Joseph is now of the age of passing. That means that he picks things up and passes them to you, whether you want them or not. After a very short space of time I had a handful of flint rocks and dry pieces of grass. Eventually he gave up with trying to lever a very large lump of flint out of the path and we turned round and headed back.
A small child walking back down a slope - a recipe for fun, games and running really really fast. Poor little boy, he just kept picking up speed. He also still kept trying to pick up rocks from the path and this ended with him taking a little tumble.
We put him back in the baby carrier. He didn't want to go and really expressed his opinion about it. Eventually we got going again and walked back down the path and further up the road to where the little sheep were.
Baby lambs are cute, but for the most part, Joseph wasn't too convinced. He did look at them, but as he couldn't pick them up and pass them to me and they didn't have buttons to press, they were of limited interest.
The plan after that was to have a cream tea in a near by National Trust property, but we realised that we'd forgotten my membership card. No matter, there was an Indian restaurant just up the road that said it did lunches.
I have to admit, when we pulled up it looked like it might be shut. It wasn't, but we were the only people there. I felt a bit silly, all dusty and sweaty from our walk and walking into quite a posh looking establishment.  We ordered and ate poppadums, letting Joseph sample all the flavours but the lime pickle.
We ate chicken shashlik, tamarind lamb, sag aloo, peshwari naan and pilau rice. Joseph liked all of it, but seemed a little unconvinced by the naan. We finished off with caramel ice cream and Joseph had his fair share of that, too.
This morning he is in his usual mood of both cute and annoying so the curry has done him no harm at all. The trouble is, I know there's a nappy brewing and it's going to be full of curry.

Monday, 2 April 2012


So, you take one small child and a square of chocolate cake with chocolatey butter-cream icing. You put them both together and see what happens.

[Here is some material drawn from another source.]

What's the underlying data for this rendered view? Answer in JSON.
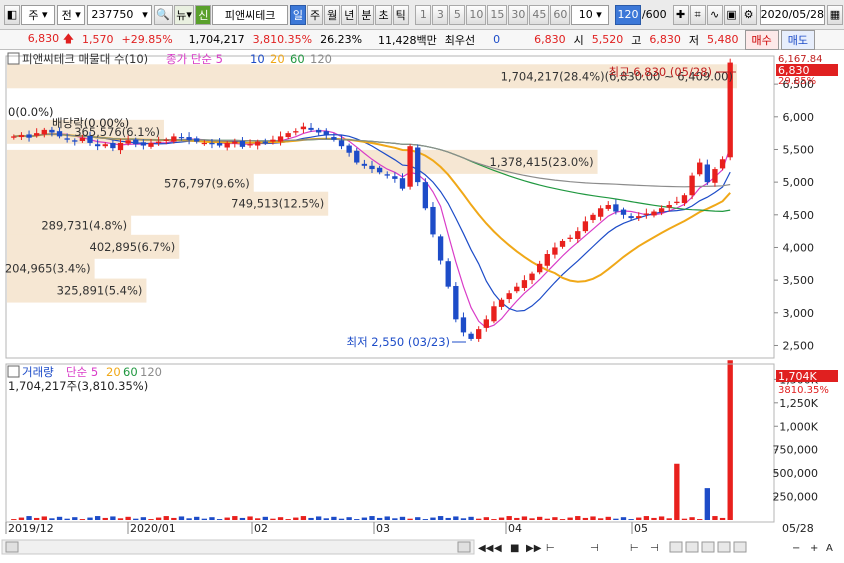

It was nice cake, very nice cake indeed. Andy made it, with a little bit of help from me. By that I mean he used my recipe, I told him exactly what to do and when to do it and I spent most of the time hovering around behind him to make sure he did it right.
It was good, melt in the mouth, moist sponge. The icing was just the right amount of gooey to be nice, but not too rich. Joseph loves it and it shows all over his face.
He takes a piece and picks it up between thumb and forefinger in the most dainty way possible, even his little finger pokes up in the manner of a maiden aunt drinking her tea. He takes a delicate nibble, and then another.
At this point, a connection is made in the brain. It probably says - "Oh, I remember this stuff. I like this stuff."
From there, all manners are off. Chocolate cake exists for one purpose and one only, to see just how much of it can be stuffed into a small mouth. Never mind that the piece in question is too big to fit, there will be some collateral damage around the cheeks but it does not matter. If the cake still stubbornly refuses to fit in the mouth then the over hanging portions can be dropped and then poked for a bit until the mouth is ready for round two.
Sometimes, when the bulk of the cake is gone, he will sit and pick up one crumb at a time and keep eating. Sometimes he will get frustrated and wave his hands about on his tray and scatter the crumbs as far as possible. At this point I decided to bend down and pick up some of the strays before they got trodden into the carpet and for my reward he reached out and patted me on the head with a chocolatey hand.
Never mind, I needed to get the Flash wipes out to clean the crusted on mess from his tray, having to wipe sticky marks off my hair clip as well wasn't the end of the world.
When we picked him up for his bath I found that he was sat on a small pile of peas.